And, On Piano, Dick Nixon: Music and Anarchy

When then-President Richard Nixon sat down at the piano on the stage of the Grand Old Opry in 1974, he was reinforcing a conservative, polemical wall of sound to help contain several decades of transformational popular music, from blues and jazz to rock & roll. Music was the last thing on his mind.

As part of his notorious race-based “southern strategy,” Nixon led the efforts of conservative elites to co-opt American country-western music. He got the idea from George Wallace’s 1968 campaign, which Wallace had filled with country stars like Hank Snow and Hank Williams Jr.

At his Grand Old Opry gig, Nixon bragged that White House performances by Merle Haggard and others had been huge successes with his “very sophisticated audiences” because the country singers spoke to “the heart of America.” He was lying, of course. In his diary, Nixon aide Bob Haldeman confessed that the Haggard concert “was pretty much a flop because the audience had no appreciation for country/western music and there wasn’t much rapport.”

Nixon’s tricky fib and Haldeman’s confession are just more evidence of conservative elites’ cynical manipulation of lower middle class whites in the wake of the Civil Rights Act and other transformative rebellions of the 1960s. Nixon had nothing in common with Merle Haggard’s audience. Blueblood George H.W. Bush had nothing in common with Lee Greenwood’s audience when he deployed Greenwood in his 1988 campaign. That didn’t mean they couldn’t pretend.

The right-wing colonization of country music is still very much in play. Continue reading “And, On Piano, Dick Nixon: Music and Anarchy”

Waiting for a Train

rodgersIf I said that country music holds a key to progressive political success, would it sound so out of tune that you’d stand up and walk out on me?

Hit the door then, or lend me your ears, because I believe that’s the case. I prefer Americana or alternative country over mainstream, country pop. But I embrace the latter, too. There are important values and a profound combination of hope, community spirit, and wariness of authority in much of the music.

Despite the conservative, lily-white image of contemporary country, it’s multicultural to the core. The steel guitar, a staple of the music, was imported from Hawaii. The banjo is from Africa. The guitar is of multi-ethnic origins. Barack Obama and country music are cut from the same tree.

“One of the lessons of the last several presidential elections is that he who has the most country music on his side has the electorate on his side,” writes Chet Flippo. Lineage alone ought give Obama a leg up.

Progressives recognize the need to better communicate their values, especially values born of empathy and shared responsibility. But it’s not enough to just describe them. They have to be performed, in two senses: demonstrated in thought and action and embodied in art and culture.
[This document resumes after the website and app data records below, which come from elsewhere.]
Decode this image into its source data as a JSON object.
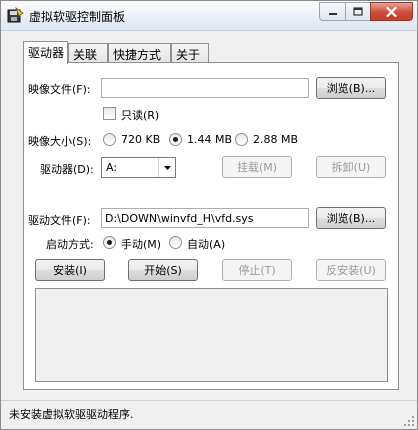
{
  "window": {
    "title": "虚拟软驱控制面板",
    "icon": "floppy-app-icon"
  },
  "tabs": [
    {
      "label": "驱动器",
      "active": true
    },
    {
      "label": "关联",
      "active": false
    },
    {
      "label": "快捷方式",
      "active": false
    },
    {
      "label": "关于",
      "active": false
    }
  ],
  "drive": {
    "image_file_label": "映像文件(F):",
    "image_file_value": "",
    "browse_label": "浏览(B)...",
    "readonly_label": "只读(R)",
    "readonly_checked": false,
    "image_size_label": "映像大小(S):",
    "sizes": [
      {
        "label": "720 KB",
        "selected": false
      },
      {
        "label": "1.44 MB",
        "selected": true
      },
      {
        "label": "2.88 MB",
        "selected": false
      }
    ],
    "drive_label": "驱动器(D):",
    "drive_value": "A:",
    "mount_label": "挂载(M)",
    "unmount_label": "拆卸(U)"
  },
  "driver": {
    "driver_file_label": "驱动文件(F):",
    "driver_file_value": "D:\\DOWN\\winvfd_H\\vfd.sys",
    "browse_label": "浏览(B)...",
    "start_mode_label": "启动方式:",
    "modes": [
      {
        "label": "手动(M)",
        "selected": true
      },
      {
        "label": "自动(A)",
        "selected": false
      }
    ],
    "install_label": "安装(I)",
    "start_label": "开始(S)",
    "stop_label": "停止(T)",
    "uninstall_label": "反安装(U)"
  },
  "status": {
    "text": "未安装虚拟软驱驱动程序."
  },
  "colors": {
    "window_bg": "#f0f0f0",
    "panel_bg": "#ffffff",
    "close_button": "#c7432f",
    "disabled_text": "#9b9b9b"
  }
}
American folk and country artists have been doing so for many moons. It’s time to listen, and time to sing and dance the values, too.

Continue reading “Waiting for a Train”

How ‘Genre Politics’ Hurts Progressives

Voters don’t make decisions based upon cold calculation of self-interest. They don’t rationally and objectively weigh the facts. Rather, political preferences are determined by habits of thought and emotion, and by social, cultural, and geographical context. New work in cognitive science, economics, sociology and political science has shown us that we humans are not the critters we thought we were.

It turns out that political leanings have more in common with genre preferences than they do with traditional concepts of ideology or self-interest. Genres, in popular music, fiction, etc., attract a self-reinforcing fandom. Mystery readers very seldom abandon the genre. Same with science fiction, country music, and, we see now, politics. In fact, socially, politically and geographically, genre boundaries seem to be hardening. Continue reading “How ‘Genre Politics’ Hurts Progressives”

Waiting for a Train: Progressives and Country Music

If I said that country music holds a key to progressive political success, would it sound so out of tune that you’d stand up and walk out on me?

Hit the door then, or lend me your ears, because I believe that’s the case. I prefer Americana or alternative country over mainstream, country pop. But I embrace the latter, too. There are important values and a profound combination of hope, community spirit, and wariness of authority in much of the music.

Despite the conservative, lily-white image of contemporary country, it’s multicultural to the core. Continue reading “Waiting for a Train: Progressives and Country Music”